The University of North Carolina board of governors accepted outgoing Chancellor Carol Folt's resignation Tuesday, but opted for a two-week notice rather than allowing her to stay through graduation as she had planned.
The board's chairman wasn't shy about explaining that Folt's exit was hastened due to her decision to order the remnants of a Confederate monument removed in the overnight hours following her announcement Monday.
What are the details?
After meeting for less than an hour, the board of governors declared Folt's last day on the Chapel Hill campus would be Jan. 31, according to The Wall Street Journal. The decision came soon after the chancellor surprised the entire Tar Heel community by simultaneously announcing her resignation along with her intent to remove the pedestal and tablets where the controversial statue of Silent Sam stood before protesters tore it down in August.
A crew carried out Folt's request at around 1 a.m. Tuesday.
Board chairman Harry Smith explained, "When you start scheduling cranes at night and key and critical stakeholders aren't involved, it's unfortunate. The fact that we may not like governance or process, doesn't give us the right to usurp it."
Under a 2015 North Carolina law, no monument can be removed without permission from the North Carolina Historical Commission unless it poses a safety threat — which is precisely the reasoning Folt gave in explaining her decision to haul away what was left of the shrine commemorating UNC students who left school to fight for the Confederacy during the Civil War.
The board of governors said it intends to have the statue returned to campus by March 15 in accordance with previous plans.
Students who had campaigned for Silent Sam's removal did a victory lap Monday night, holding an impromptu news conference next to the monument's base prior to its removal.
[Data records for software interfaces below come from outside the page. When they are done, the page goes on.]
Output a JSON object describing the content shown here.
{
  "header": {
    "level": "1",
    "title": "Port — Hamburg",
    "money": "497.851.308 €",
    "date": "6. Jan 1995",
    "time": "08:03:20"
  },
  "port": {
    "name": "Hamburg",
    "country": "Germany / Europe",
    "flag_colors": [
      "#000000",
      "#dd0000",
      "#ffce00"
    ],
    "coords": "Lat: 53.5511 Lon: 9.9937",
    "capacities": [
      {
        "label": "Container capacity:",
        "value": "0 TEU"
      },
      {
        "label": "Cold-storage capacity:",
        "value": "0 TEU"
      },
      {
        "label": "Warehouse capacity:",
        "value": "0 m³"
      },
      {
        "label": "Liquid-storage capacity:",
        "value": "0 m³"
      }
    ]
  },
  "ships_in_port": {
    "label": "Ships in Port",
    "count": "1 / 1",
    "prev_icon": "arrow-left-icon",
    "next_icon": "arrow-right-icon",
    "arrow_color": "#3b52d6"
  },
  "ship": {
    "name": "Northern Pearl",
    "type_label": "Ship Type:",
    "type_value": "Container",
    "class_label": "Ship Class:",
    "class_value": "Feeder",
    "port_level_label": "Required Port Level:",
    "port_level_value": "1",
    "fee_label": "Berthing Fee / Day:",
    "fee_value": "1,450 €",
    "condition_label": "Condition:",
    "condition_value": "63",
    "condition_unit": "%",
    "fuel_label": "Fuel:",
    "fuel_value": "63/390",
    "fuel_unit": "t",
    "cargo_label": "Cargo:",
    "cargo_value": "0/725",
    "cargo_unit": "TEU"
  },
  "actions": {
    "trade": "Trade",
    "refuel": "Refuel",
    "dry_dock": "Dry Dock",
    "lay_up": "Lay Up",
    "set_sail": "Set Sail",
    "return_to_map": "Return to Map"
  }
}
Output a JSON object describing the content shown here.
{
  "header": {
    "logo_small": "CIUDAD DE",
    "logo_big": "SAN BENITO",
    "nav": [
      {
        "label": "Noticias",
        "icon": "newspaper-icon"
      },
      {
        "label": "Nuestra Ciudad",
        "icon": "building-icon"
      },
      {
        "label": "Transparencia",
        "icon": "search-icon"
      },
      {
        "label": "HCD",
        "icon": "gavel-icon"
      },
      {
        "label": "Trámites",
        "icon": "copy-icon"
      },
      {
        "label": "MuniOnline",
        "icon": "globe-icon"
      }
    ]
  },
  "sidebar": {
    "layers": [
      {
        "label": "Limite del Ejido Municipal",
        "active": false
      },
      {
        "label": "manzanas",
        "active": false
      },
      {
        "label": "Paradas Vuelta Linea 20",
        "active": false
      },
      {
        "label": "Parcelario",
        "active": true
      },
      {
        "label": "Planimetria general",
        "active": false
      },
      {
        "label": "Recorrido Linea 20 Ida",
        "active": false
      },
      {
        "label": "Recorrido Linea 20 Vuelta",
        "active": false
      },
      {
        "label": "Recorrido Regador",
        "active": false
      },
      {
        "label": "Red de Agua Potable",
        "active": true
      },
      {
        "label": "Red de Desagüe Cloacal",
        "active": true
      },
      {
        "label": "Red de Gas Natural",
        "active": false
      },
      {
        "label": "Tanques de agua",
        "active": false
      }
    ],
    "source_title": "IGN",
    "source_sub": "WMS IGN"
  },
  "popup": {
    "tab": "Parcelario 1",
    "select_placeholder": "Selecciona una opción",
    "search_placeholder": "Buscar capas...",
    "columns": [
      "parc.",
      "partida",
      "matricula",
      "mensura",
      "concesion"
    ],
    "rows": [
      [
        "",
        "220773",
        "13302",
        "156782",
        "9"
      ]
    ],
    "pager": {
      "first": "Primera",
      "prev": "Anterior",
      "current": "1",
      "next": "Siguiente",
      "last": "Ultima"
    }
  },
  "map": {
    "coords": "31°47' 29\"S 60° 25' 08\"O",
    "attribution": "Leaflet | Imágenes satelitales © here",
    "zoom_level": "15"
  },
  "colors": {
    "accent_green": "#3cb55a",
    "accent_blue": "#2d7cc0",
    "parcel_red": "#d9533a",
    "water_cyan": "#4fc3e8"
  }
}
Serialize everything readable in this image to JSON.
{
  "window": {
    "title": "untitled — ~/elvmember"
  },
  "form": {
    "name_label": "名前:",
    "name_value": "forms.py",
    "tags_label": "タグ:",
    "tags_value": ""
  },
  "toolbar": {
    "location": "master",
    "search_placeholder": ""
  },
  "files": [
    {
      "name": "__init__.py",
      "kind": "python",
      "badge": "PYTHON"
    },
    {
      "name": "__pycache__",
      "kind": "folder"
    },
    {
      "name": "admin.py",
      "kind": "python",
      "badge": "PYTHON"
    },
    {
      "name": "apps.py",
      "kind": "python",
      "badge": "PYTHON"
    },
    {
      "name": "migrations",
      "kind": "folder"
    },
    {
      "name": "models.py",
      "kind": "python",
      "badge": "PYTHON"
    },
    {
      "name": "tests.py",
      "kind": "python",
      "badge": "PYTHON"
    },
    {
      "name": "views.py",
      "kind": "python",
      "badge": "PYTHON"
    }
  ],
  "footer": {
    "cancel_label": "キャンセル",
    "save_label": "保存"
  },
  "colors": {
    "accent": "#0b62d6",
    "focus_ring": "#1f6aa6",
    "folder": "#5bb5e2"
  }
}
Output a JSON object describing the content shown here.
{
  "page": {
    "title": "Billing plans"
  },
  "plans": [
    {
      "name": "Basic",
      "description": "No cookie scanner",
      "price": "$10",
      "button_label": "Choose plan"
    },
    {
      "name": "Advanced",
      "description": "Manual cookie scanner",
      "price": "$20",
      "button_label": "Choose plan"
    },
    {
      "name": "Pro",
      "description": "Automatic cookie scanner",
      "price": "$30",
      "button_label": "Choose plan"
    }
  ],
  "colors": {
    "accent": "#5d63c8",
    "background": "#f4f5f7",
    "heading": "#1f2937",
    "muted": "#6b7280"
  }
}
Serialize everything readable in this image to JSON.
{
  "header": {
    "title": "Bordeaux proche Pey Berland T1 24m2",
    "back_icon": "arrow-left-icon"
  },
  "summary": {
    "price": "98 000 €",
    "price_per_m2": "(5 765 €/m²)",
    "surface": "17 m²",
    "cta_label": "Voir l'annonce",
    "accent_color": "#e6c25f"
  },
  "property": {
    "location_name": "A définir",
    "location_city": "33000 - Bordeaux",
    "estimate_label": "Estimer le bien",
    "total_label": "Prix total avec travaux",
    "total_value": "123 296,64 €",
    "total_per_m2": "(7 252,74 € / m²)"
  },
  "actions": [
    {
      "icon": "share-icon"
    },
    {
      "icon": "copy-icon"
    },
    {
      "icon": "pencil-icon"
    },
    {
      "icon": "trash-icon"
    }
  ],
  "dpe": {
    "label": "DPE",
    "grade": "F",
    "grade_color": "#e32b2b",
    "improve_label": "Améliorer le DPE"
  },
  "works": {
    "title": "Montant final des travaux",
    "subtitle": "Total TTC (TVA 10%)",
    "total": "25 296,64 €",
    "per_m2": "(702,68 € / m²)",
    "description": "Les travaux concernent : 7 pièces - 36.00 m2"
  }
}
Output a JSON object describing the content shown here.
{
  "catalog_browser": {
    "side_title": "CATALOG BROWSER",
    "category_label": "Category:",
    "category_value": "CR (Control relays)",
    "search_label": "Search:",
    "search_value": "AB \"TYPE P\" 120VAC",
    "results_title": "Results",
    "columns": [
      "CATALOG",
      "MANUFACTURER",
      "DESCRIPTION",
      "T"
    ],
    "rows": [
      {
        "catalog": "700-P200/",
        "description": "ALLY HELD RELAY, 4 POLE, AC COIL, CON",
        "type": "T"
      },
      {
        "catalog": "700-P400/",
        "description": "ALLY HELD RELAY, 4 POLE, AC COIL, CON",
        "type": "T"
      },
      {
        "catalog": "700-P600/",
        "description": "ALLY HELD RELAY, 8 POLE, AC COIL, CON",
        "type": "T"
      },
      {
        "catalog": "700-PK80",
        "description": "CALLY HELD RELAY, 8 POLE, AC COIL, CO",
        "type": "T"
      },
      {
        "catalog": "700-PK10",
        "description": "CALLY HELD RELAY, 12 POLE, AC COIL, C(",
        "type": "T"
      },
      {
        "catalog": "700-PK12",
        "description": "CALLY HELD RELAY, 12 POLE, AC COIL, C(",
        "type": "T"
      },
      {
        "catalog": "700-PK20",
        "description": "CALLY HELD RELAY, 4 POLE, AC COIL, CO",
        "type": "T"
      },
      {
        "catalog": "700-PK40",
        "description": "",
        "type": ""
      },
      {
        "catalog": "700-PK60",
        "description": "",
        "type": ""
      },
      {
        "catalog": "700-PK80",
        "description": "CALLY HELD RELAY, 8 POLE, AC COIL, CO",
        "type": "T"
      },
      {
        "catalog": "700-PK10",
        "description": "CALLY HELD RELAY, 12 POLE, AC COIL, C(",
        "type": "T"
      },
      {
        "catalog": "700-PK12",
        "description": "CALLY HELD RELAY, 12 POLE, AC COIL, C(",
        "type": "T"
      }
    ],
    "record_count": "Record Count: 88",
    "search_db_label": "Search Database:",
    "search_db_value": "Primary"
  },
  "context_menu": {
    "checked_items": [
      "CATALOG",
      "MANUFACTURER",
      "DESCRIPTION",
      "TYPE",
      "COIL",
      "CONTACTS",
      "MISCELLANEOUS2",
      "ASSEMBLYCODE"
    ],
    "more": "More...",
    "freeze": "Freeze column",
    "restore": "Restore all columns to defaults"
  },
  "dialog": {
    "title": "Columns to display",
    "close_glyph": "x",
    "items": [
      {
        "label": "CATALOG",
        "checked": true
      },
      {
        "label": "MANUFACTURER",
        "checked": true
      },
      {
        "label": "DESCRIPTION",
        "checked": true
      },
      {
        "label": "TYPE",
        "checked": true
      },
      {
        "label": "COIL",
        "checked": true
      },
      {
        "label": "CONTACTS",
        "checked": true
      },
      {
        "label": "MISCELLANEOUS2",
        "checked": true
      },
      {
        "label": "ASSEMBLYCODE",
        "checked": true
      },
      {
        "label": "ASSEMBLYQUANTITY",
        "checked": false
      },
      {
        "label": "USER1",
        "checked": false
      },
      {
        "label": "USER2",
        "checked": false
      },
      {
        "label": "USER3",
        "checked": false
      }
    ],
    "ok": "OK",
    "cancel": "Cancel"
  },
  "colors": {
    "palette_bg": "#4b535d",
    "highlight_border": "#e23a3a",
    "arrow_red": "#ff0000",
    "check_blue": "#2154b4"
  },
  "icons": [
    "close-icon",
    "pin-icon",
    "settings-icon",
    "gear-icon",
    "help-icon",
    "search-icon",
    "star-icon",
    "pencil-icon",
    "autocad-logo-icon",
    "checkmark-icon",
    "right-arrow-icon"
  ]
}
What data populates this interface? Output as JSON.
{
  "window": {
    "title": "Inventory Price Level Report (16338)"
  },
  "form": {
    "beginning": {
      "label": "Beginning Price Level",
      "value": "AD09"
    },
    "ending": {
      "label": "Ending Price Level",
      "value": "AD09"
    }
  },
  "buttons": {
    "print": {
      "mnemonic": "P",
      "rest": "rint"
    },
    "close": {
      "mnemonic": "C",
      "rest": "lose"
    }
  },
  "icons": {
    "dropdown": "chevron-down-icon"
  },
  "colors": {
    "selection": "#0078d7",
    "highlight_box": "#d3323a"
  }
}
"This victory comes not because of what we've done this year, but because of the decades of black student and black faculty and black worker-led struggle at UNC," activist Gina Balamucki told reporters.
"No one, no one, no one can expect it to stay up if it's put up by a new chancellor, it's just not going to happen," she continued.
UNC student newspaper, The Daily Tar Heel, noted that "some activists, particularly activists of color, were not at the press conference," which student activist Kristen Lavery acknowledged, asserting, "I would say one of the primary impacts on why a lot of people of color were not here tonight, is a lot of them were targeted (by) the police and are trespassed from here."
She added, "I don't want to speak too much for anybody, but I will say I noticed (the lack of activists of color), but I also think it's important that we include in our speeches that this has been a decades-long thing primarily led by black women, black people who are queer and just black people in general."